§ **Exercise prompt**: The answer should match the entries that follow exactly, except that no image appears in it.
** Records follows **
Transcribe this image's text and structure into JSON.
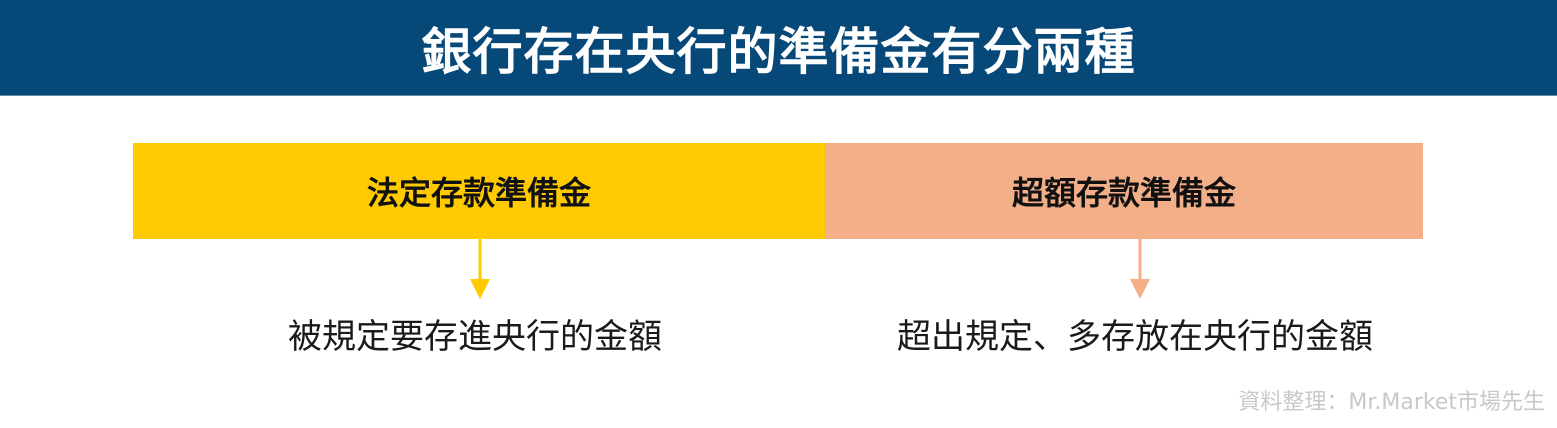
{
  "title": "銀行存在央行的準備金有分兩種",
  "left": {
    "label": "法定存款準備金",
    "description": "被規定要存進央行的金額",
    "color": "#ffcb00"
  },
  "right": {
    "label": "超額存款準備金",
    "description": "超出規定、多存放在央行的金額",
    "color": "#f3b088"
  },
  "header_color": "#064878",
  "source": "資料整理：Mr.Market市場先生"
}
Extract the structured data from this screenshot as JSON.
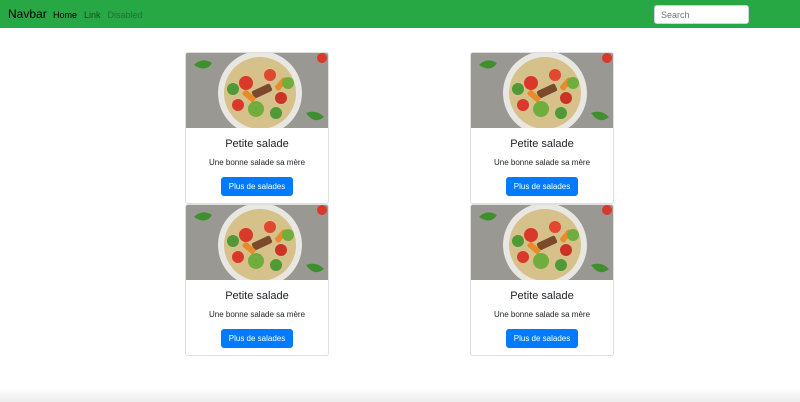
{
  "navbar": {
    "brand": "Navbar",
    "links": [
      {
        "label": "Home",
        "state": "active"
      },
      {
        "label": "Link",
        "state": "normal"
      },
      {
        "label": "Disabled",
        "state": "disabled"
      }
    ],
    "search_placeholder": "Search"
  },
  "cards": [
    {
      "image_icon": "salad-photo",
      "title": "Petite salade",
      "text": "Une bonne salade sa mère",
      "button": "Plus de salades"
    },
    {
      "image_icon": "salad-photo",
      "title": "Petite salade",
      "text": "Une bonne salade sa mère",
      "button": "Plus de salades"
    },
    {
      "image_icon": "salad-photo",
      "title": "Petite salade",
      "text": "Une bonne salade sa mère",
      "button": "Plus de salades"
    },
    {
      "image_icon": "salad-photo",
      "title": "Petite salade",
      "text": "Une bonne salade sa mère",
      "button": "Plus de salades"
    }
  ],
  "colors": {
    "navbar_bg": "#28a745",
    "button_bg": "#007bff",
    "card_border": "rgba(0,0,0,0.125)"
  }
}
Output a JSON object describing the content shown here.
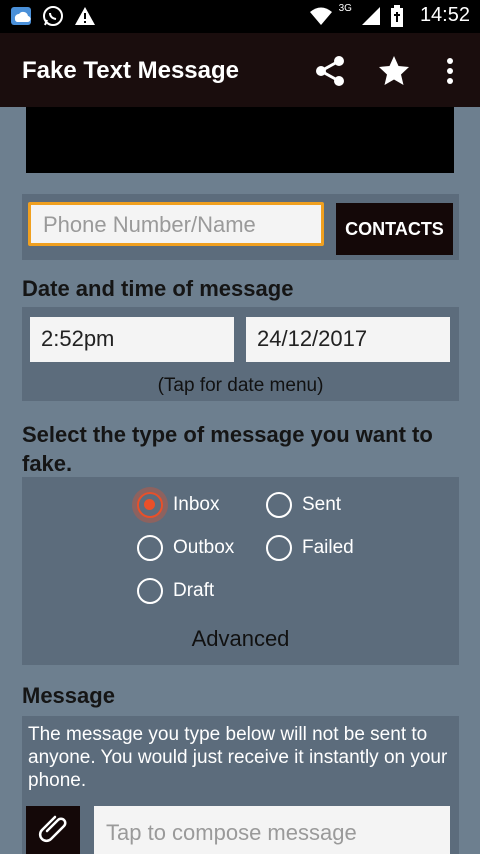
{
  "status_bar": {
    "time": "14:52",
    "network_label": "3G",
    "icons": [
      "weather-icon",
      "whatsapp-icon",
      "warning-icon",
      "wifi-icon",
      "signal-icon",
      "battery-icon"
    ]
  },
  "app_bar": {
    "title": "Fake Text Message",
    "actions": [
      "share-icon",
      "star-icon",
      "overflow-menu-icon"
    ]
  },
  "recipient": {
    "placeholder": "Phone Number/Name",
    "contacts_label": "CONTACTS"
  },
  "datetime": {
    "heading": "Date and time of message",
    "time_value": "2:52pm",
    "date_value": "24/12/2017",
    "hint": "(Tap for date menu)"
  },
  "message_type": {
    "heading": "Select the type of message you want to fake.",
    "options": [
      {
        "label": "Inbox",
        "checked": true
      },
      {
        "label": "Sent",
        "checked": false
      },
      {
        "label": "Outbox",
        "checked": false
      },
      {
        "label": "Failed",
        "checked": false
      },
      {
        "label": "Draft",
        "checked": false
      }
    ],
    "advanced_label": "Advanced"
  },
  "message": {
    "heading": "Message",
    "info": "The message you type below will not be sent to anyone. You would just receive it instantly on your phone.",
    "compose_placeholder": "Tap to compose message"
  },
  "colors": {
    "background": "#6d7f8f",
    "panel": "#5c6c7c",
    "app_bar": "#1a0d0d",
    "accent_focus": "#f0a020",
    "radio_checked": "#e8502a"
  }
}
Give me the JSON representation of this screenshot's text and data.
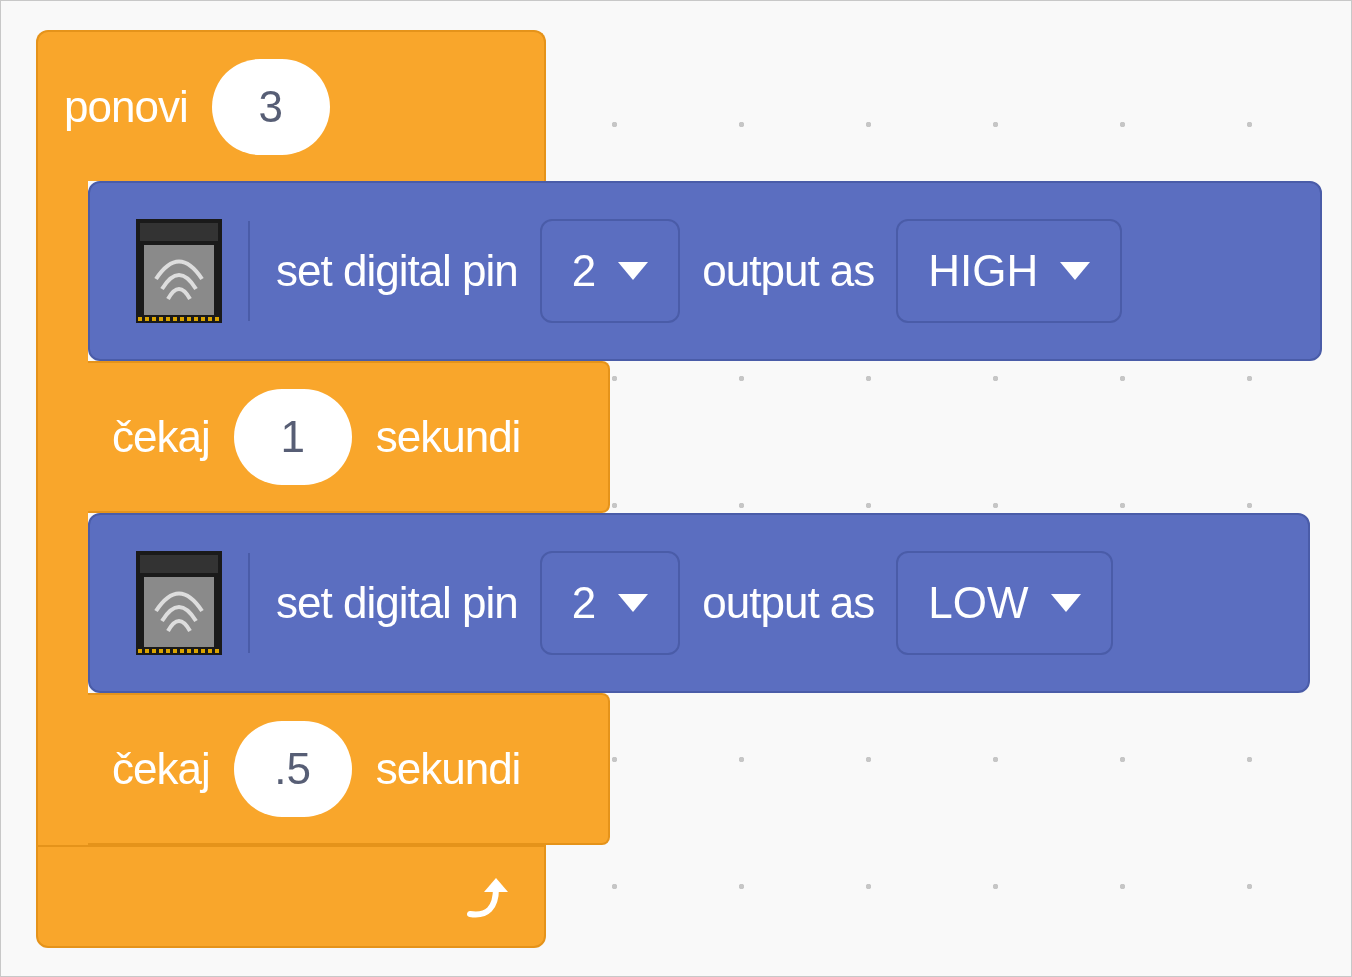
{
  "repeat": {
    "label": "ponovi",
    "count": "3"
  },
  "body": [
    {
      "kind": "digital_write",
      "label": "set digital pin",
      "pin": "2",
      "output_label": "output as",
      "value": "HIGH"
    },
    {
      "kind": "wait",
      "label": "čekaj",
      "seconds": "1",
      "unit": "sekundi"
    },
    {
      "kind": "digital_write",
      "label": "set digital pin",
      "pin": "2",
      "output_label": "output as",
      "value": "LOW"
    },
    {
      "kind": "wait",
      "label": "čekaj",
      "seconds": ".5",
      "unit": "sekundi"
    }
  ]
}
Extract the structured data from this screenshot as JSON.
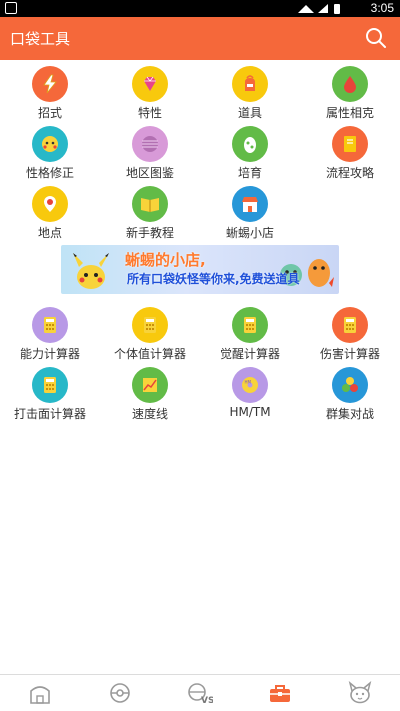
{
  "status_bar": {
    "time": "3:05"
  },
  "app_bar": {
    "title": "口袋工具",
    "search_icon": "search-icon"
  },
  "tools": [
    {
      "label": "招式",
      "icon": "lightning-icon",
      "color": "#f5683a"
    },
    {
      "label": "特性",
      "icon": "gem-icon",
      "color": "#f8c90d"
    },
    {
      "label": "道具",
      "icon": "bag-icon",
      "color": "#f8c90d"
    },
    {
      "label": "属性相克",
      "icon": "drop-icon",
      "color": "#62bb47"
    },
    {
      "label": "性格修正",
      "icon": "face-icon",
      "color": "#27b8c8"
    },
    {
      "label": "地区图鉴",
      "icon": "ball-icon",
      "color": "#d89ad8"
    },
    {
      "label": "培育",
      "icon": "egg-icon",
      "color": "#62bb47"
    },
    {
      "label": "流程攻略",
      "icon": "book-icon",
      "color": "#f5683a"
    },
    {
      "label": "地点",
      "icon": "pin-icon",
      "color": "#f8c90d"
    },
    {
      "label": "新手教程",
      "icon": "open-book-icon",
      "color": "#62bb47"
    },
    {
      "label": "蜥蜴小店",
      "icon": "shop-icon",
      "color": "#2797d8"
    }
  ],
  "banner": {
    "line1": "蜥蜴的小店,",
    "line2": "所有口袋妖怪等你来,免费送道具"
  },
  "calculators": [
    {
      "label": "能力计算器",
      "icon": "calculator-icon",
      "color": "#b899e6"
    },
    {
      "label": "个体值计算器",
      "icon": "calculator-icon",
      "color": "#f8c90d"
    },
    {
      "label": "觉醒计算器",
      "icon": "calculator-icon",
      "color": "#62bb47"
    },
    {
      "label": "伤害计算器",
      "icon": "calculator-icon",
      "color": "#f5683a"
    },
    {
      "label": "打击面计算器",
      "icon": "calculator-icon",
      "color": "#27b8c8"
    },
    {
      "label": "速度线",
      "icon": "chart-icon",
      "color": "#62bb47"
    },
    {
      "label": "HM/TM",
      "icon": "disc-icon",
      "color": "#b899e6"
    },
    {
      "label": "群集对战",
      "icon": "balls-icon",
      "color": "#2797d8"
    }
  ],
  "bottom_nav": [
    {
      "name": "home-tab",
      "icon": "house-icon"
    },
    {
      "name": "pokedex-tab",
      "icon": "pokeball-icon"
    },
    {
      "name": "battle-tab",
      "icon": "vs-icon"
    },
    {
      "name": "tools-tab",
      "icon": "toolbox-icon",
      "active_color": "#f5683a"
    },
    {
      "name": "profile-tab",
      "icon": "pikachu-icon"
    }
  ]
}
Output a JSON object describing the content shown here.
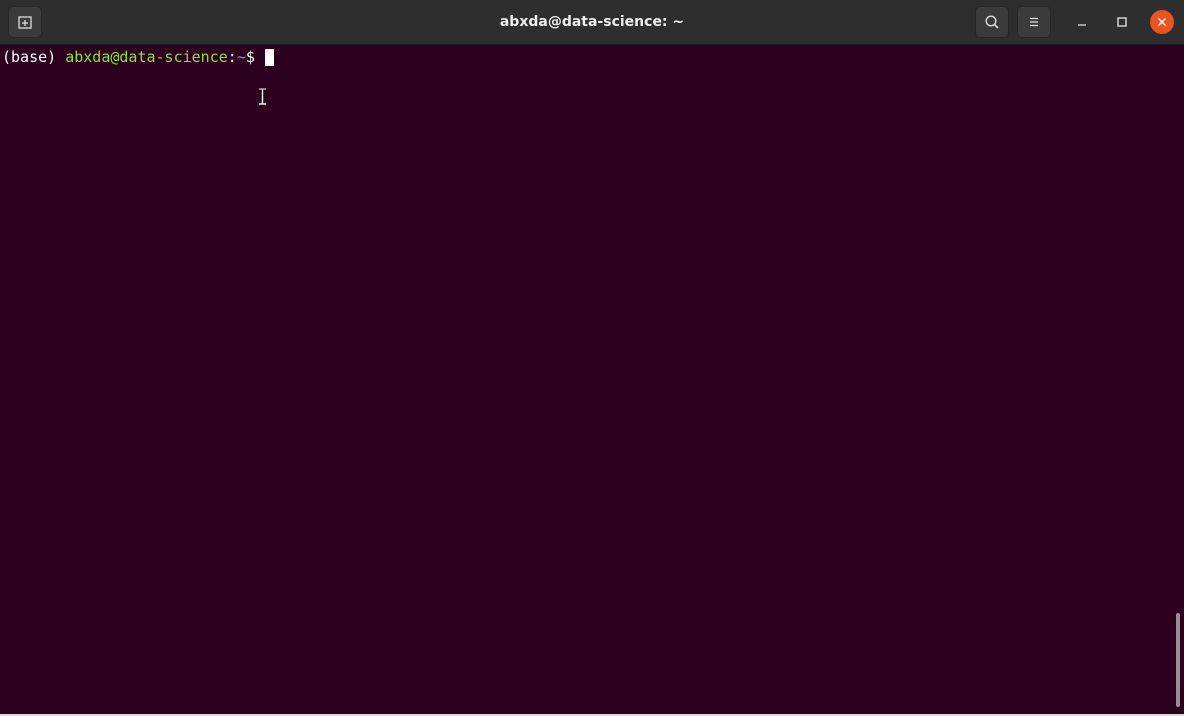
{
  "window": {
    "title": "abxda@data-science: ~"
  },
  "headerbar": {
    "new_tab_icon": "new-tab-icon",
    "search_icon": "search-icon",
    "menu_icon": "hamburger-menu-icon",
    "minimize_icon": "minimize-icon",
    "maximize_icon": "maximize-icon",
    "close_icon": "close-icon"
  },
  "terminal": {
    "env": "(base)",
    "userhost": "abxda@data-science",
    "colon": ":",
    "cwd": "~",
    "dollar": "$",
    "background": "#2c001e",
    "prompt_user_color": "#8ae234",
    "prompt_path_color": "#729fcf"
  },
  "colors": {
    "close_button": "#e95420",
    "headerbar": "#2e2e2e"
  }
}
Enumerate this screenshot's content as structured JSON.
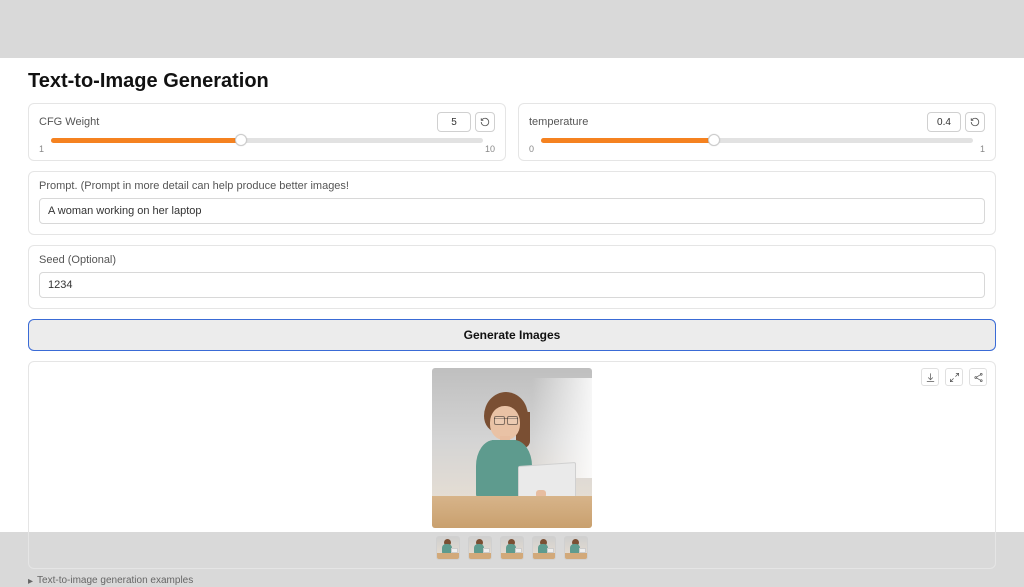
{
  "title": "Text-to-Image Generation",
  "sliders": {
    "cfg": {
      "label": "CFG Weight",
      "value": "5",
      "min": "1",
      "max": "10",
      "fill_pct": 44
    },
    "temperature": {
      "label": "temperature",
      "value": "0.4",
      "min": "0",
      "max": "1",
      "fill_pct": 40
    }
  },
  "prompt": {
    "label": "Prompt. (Prompt in more detail can help produce better images!",
    "value": "A woman working on her laptop"
  },
  "seed": {
    "label": "Seed (Optional)",
    "value": "1234"
  },
  "generate_button": "Generate Images",
  "output": {
    "thumbnails_count": 5
  },
  "footer": {
    "examples_label": "Text-to-image generation examples"
  },
  "icons": {
    "reset": "reset-icon",
    "download": "download-icon",
    "share": "share-icon",
    "expand": "expand-icon"
  }
}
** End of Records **
§ **Result of this exercise**:
Transcribe this image's text and structure into JSON.
{
  "title": "銀行存在央行的準備金有分兩種",
  "left": {
    "label": "法定存款準備金",
    "description": "被規定要存進央行的金額",
    "color": "#ffcb00"
  },
  "right": {
    "label": "超額存款準備金",
    "description": "超出規定、多存放在央行的金額",
    "color": "#f3b088"
  },
  "header_color": "#064878",
  "source": "資料整理：Mr.Market市場先生"
}
Extract the structured data from this screenshot as JSON.
{
  "navbar": {
    "brand": "Navbar",
    "links": [
      {
        "label": "Home",
        "state": "active"
      },
      {
        "label": "Link",
        "state": "normal"
      },
      {
        "label": "Disabled",
        "state": "disabled"
      }
    ],
    "search_placeholder": "Search"
  },
  "cards": [
    {
      "image_icon": "salad-photo",
      "title": "Petite salade",
      "text": "Une bonne salade sa mère",
      "button": "Plus de salades"
    },
    {
      "image_icon": "salad-photo",
      "title": "Petite salade",
      "text": "Une bonne salade sa mère",
      "button": "Plus de salades"
    },
    {
      "image_icon": "salad-photo",
      "title": "Petite salade",
      "text": "Une bonne salade sa mère",
      "button": "Plus de salades"
    },
    {
      "image_icon": "salad-photo",
      "title": "Petite salade",
      "text": "Une bonne salade sa mère",
      "button": "Plus de salades"
    }
  ],
  "colors": {
    "navbar_bg": "#28a745",
    "button_bg": "#007bff",
    "card_border": "rgba(0,0,0,0.125)"
  }
}
Output a JSON object describing the content shown here.
{
  "status_bar": {
    "time": "14:52",
    "network_label": "3G",
    "icons": [
      "weather-icon",
      "whatsapp-icon",
      "warning-icon",
      "wifi-icon",
      "signal-icon",
      "battery-icon"
    ]
  },
  "app_bar": {
    "title": "Fake Text Message",
    "actions": [
      "share-icon",
      "star-icon",
      "overflow-menu-icon"
    ]
  },
  "recipient": {
    "placeholder": "Phone Number/Name",
    "contacts_label": "CONTACTS"
  },
  "datetime": {
    "heading": "Date and time of message",
    "time_value": "2:52pm",
    "date_value": "24/12/2017",
    "hint": "(Tap for date menu)"
  },
  "message_type": {
    "heading": "Select the type of message you want to fake.",
    "options": [
      {
        "label": "Inbox",
        "checked": true
      },
      {
        "label": "Sent",
        "checked": false
      },
      {
        "label": "Outbox",
        "checked": false
      },
      {
        "label": "Failed",
        "checked": false
      },
      {
        "label": "Draft",
        "checked": false
      }
    ],
    "advanced_label": "Advanced"
  },
  "message": {
    "heading": "Message",
    "info": "The message you type below will not be sent to anyone. You would just receive it instantly on your phone.",
    "compose_placeholder": "Tap to compose message"
  },
  "colors": {
    "background": "#6d7f8f",
    "panel": "#5c6c7c",
    "app_bar": "#1a0d0d",
    "accent_focus": "#f0a020",
    "radio_checked": "#e8502a"
  }
}
Give me the JSON representation of this screenshot's text and data.
{
  "repeat": {
    "label": "ponovi",
    "count": "3"
  },
  "body": [
    {
      "kind": "digital_write",
      "label": "set digital pin",
      "pin": "2",
      "output_label": "output as",
      "value": "HIGH"
    },
    {
      "kind": "wait",
      "label": "čekaj",
      "seconds": "1",
      "unit": "sekundi"
    },
    {
      "kind": "digital_write",
      "label": "set digital pin",
      "pin": "2",
      "output_label": "output as",
      "value": "LOW"
    },
    {
      "kind": "wait",
      "label": "čekaj",
      "seconds": ".5",
      "unit": "sekundi"
    }
  ]
}
Extract the structured data from this screenshot as JSON.
{
  "status_bar": {
    "time": "3:05"
  },
  "app_bar": {
    "title": "口袋工具",
    "search_icon": "search-icon"
  },
  "tools": [
    {
      "label": "招式",
      "icon": "lightning-icon",
      "color": "#f5683a"
    },
    {
      "label": "特性",
      "icon": "gem-icon",
      "color": "#f8c90d"
    },
    {
      "label": "道具",
      "icon": "bag-icon",
      "color": "#f8c90d"
    },
    {
      "label": "属性相克",
      "icon": "drop-icon",
      "color": "#62bb47"
    },
    {
      "label": "性格修正",
      "icon": "face-icon",
      "color": "#27b8c8"
    },
    {
      "label": "地区图鉴",
      "icon": "ball-icon",
      "color": "#d89ad8"
    },
    {
      "label": "培育",
      "icon": "egg-icon",
      "color": "#62bb47"
    },
    {
      "label": "流程攻略",
      "icon": "book-icon",
      "color": "#f5683a"
    },
    {
      "label": "地点",
      "icon": "pin-icon",
      "color": "#f8c90d"
    },
    {
      "label": "新手教程",
      "icon": "open-book-icon",
      "color": "#62bb47"
    },
    {
      "label": "蜥蜴小店",
      "icon": "shop-icon",
      "color": "#2797d8"
    }
  ],
  "banner": {
    "line1": "蜥蜴的小店,",
    "line2": "所有口袋妖怪等你来,免费送道具"
  },
  "calculators": [
    {
      "label": "能力计算器",
      "icon": "calculator-icon",
      "color": "#b899e6"
    },
    {
      "label": "个体值计算器",
      "icon": "calculator-icon",
      "color": "#f8c90d"
    },
    {
      "label": "觉醒计算器",
      "icon": "calculator-icon",
      "color": "#62bb47"
    },
    {
      "label": "伤害计算器",
      "icon": "calculator-icon",
      "color": "#f5683a"
    },
    {
      "label": "打击面计算器",
      "icon": "calculator-icon",
      "color": "#27b8c8"
    },
    {
      "label": "速度线",
      "icon": "chart-icon",
      "color": "#62bb47"
    },
    {
      "label": "HM/TM",
      "icon": "disc-icon",
      "color": "#b899e6"
    },
    {
      "label": "群集对战",
      "icon": "balls-icon",
      "color": "#2797d8"
    }
  ],
  "bottom_nav": [
    {
      "name": "home-tab",
      "icon": "house-icon"
    },
    {
      "name": "pokedex-tab",
      "icon": "pokeball-icon"
    },
    {
      "name": "battle-tab",
      "icon": "vs-icon"
    },
    {
      "name": "tools-tab",
      "icon": "toolbox-icon",
      "active_color": "#f5683a"
    },
    {
      "name": "profile-tab",
      "icon": "pikachu-icon"
    }
  ]
}
Output a JSON object describing the content shown here.
{
  "window": {
    "title": "abxda@data-science: ~"
  },
  "headerbar": {
    "new_tab_icon": "new-tab-icon",
    "search_icon": "search-icon",
    "menu_icon": "hamburger-menu-icon",
    "minimize_icon": "minimize-icon",
    "maximize_icon": "maximize-icon",
    "close_icon": "close-icon"
  },
  "terminal": {
    "env": "(base)",
    "userhost": "abxda@data-science",
    "colon": ":",
    "cwd": "~",
    "dollar": "$",
    "background": "#2c001e",
    "prompt_user_color": "#8ae234",
    "prompt_path_color": "#729fcf"
  },
  "colors": {
    "close_button": "#e95420",
    "headerbar": "#2e2e2e"
  }
}
Enumerate this screenshot's content as structured JSON.
{
  "title": "Text-to-Image Generation",
  "sliders": {
    "cfg": {
      "label": "CFG Weight",
      "value": "5",
      "min": "1",
      "max": "10",
      "fill_pct": 44
    },
    "temperature": {
      "label": "temperature",
      "value": "0.4",
      "min": "0",
      "max": "1",
      "fill_pct": 40
    }
  },
  "prompt": {
    "label": "Prompt. (Prompt in more detail can help produce better images!",
    "value": "A woman working on her laptop"
  },
  "seed": {
    "label": "Seed (Optional)",
    "value": "1234"
  },
  "generate_button": "Generate Images",
  "output": {
    "thumbnails_count": 5
  },
  "footer": {
    "examples_label": "Text-to-image generation examples"
  },
  "icons": {
    "reset": "reset-icon",
    "download": "download-icon",
    "share": "share-icon",
    "expand": "expand-icon"
  }
}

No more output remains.